One-Sided Reality

Just when I think the adoption industry can't get any more one-sided than it already is, I read the 2004 news article, Adoption Nears Reality TV that features the adoption agency, A Child's Waiting.

For television viewers, it is also a weird one, a combination of reality show and tear-jerking drama.

At its center is a 16-year-old girl whose skin has not yet cleared up. She must determine not only the fate of her new son but also that of five families who hope to adopt him.

Airing in the hotly contested May sweeps, it is one of ABC's attempts to draw high ratings. Barbara Walters, the dowager empress of the network's news, is hosting. It is, in sum, a big deal.

But that's not the same as being honest or true. Sight unseen, the program has caused controversy. Even participants in the show have differing views of how television cameras affected their experience, as well as different reasons for taking part.

And this has all happened before the show -- on 20/20 at 10 p.m. Friday -- has even aired.

Called Be My Baby, the report followed Jessica Bohne of Cleveland last fall as she chose adoptive parents for her soon-to-be-born son.

Jessica, now 17 and an 11th-grader at John Marshall High School, was "pregnant by a boy her parents didn't approve of," Be My Baby notes. But her decision to give up her son for adoption was based more on what she might be able to provide him.

"I wasn't financially ready," she told Walters in the interview. "I don't want him to be lacking anything that he wants or needs. I want him to have basically the perfect life."

At the same time, she wanted to be part of that life, to have an ongoing, open relationship with him and the family who would take him in. That put her in the position of being "judge and jury in an extraordinary competition," the special declared. "Kind of playing God," Jessica herself said.

At her mercy in the show are five couples: Karen and Tab Brown of Canton, Kathy and Steve Fellinger of Kirtland, Daniel and Tina McKeen of Hinckley Township, Steve and Joyce Strasser of Akron and Matt and Beth Trnka of Brunswick.

The program shows each couple being interviewed by representatives of A Child's Waiting, the Fairlawn agency that handled the adoption, with Jessica present. Three couples are eliminated in the first round, one for simply using the wrong words to describe Jessica's role in the post-adoption family.

Then comes a second round of interviews and, at last, the McKeens are chosen. Once that drama is done, the program maintains the tension as Jessica gives birth and must decide finally whether to turn over the child to the McKeens.

Finally, there are follow-up segments showing how Jessica and the McKeens are dealing with the adoption.

It is hard not to be moved by the moment when Jessica signs the adoption papers. The show even finds happy endings for the other couples. The Trnkas, for example, were chosen as adoptive parents by another mother on the same day they were turned down by Jessica.

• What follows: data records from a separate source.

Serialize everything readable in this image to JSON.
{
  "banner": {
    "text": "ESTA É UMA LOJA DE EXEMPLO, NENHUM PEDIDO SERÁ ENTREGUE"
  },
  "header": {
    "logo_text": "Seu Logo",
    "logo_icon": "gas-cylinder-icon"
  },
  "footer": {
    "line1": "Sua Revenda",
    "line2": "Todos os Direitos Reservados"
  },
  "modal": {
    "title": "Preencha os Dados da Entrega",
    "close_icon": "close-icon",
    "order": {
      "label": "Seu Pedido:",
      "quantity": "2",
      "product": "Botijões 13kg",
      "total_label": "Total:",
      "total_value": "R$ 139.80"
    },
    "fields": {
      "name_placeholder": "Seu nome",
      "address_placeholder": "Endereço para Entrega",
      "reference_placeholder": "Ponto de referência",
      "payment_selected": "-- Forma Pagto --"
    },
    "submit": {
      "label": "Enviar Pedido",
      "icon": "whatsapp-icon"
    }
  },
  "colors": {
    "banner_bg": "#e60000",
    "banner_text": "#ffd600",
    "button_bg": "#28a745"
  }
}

But there are still all the disturbing trappings of reality TV, even game-show jargon.

One would-be parent likens the selection process to The Bachelor. Part of the decision is based on what the show calls "a lightning round."

There has already been criticism aimed at ABC and A Child's Waiting for a show that one online critic summed up as "a contest." The McKeens have a similar concern about the way the show is being promoted.

"We aren't happy with the way they make it seem like a competition," Tina McKeen said Tuesday.

Beth Trnka also saw similarities to a reality show as the adoption interviews were going on, and felt that this was "definitely not the normal process."

At the same time, she said that when an adoption involves more than one couple, there are aspects of a reality game. "You are trying to sell yourself," she said. "There is a competition, and there is a prize at the end."

Jennifer Bessemer-Marando, co-founder of A Child's Waiting, said some children attract more adoption interest than others.

Newborns from young healthy white mothers who have parents who don't want to help raise a child.

Is there anything more desirable these days?

Some might call this a contest, some might call this coercion, some might call this the potential for good television ratings, I call this type of "adoption promotion" or agency advertising absolutely sickening.


Pound Pup Legacy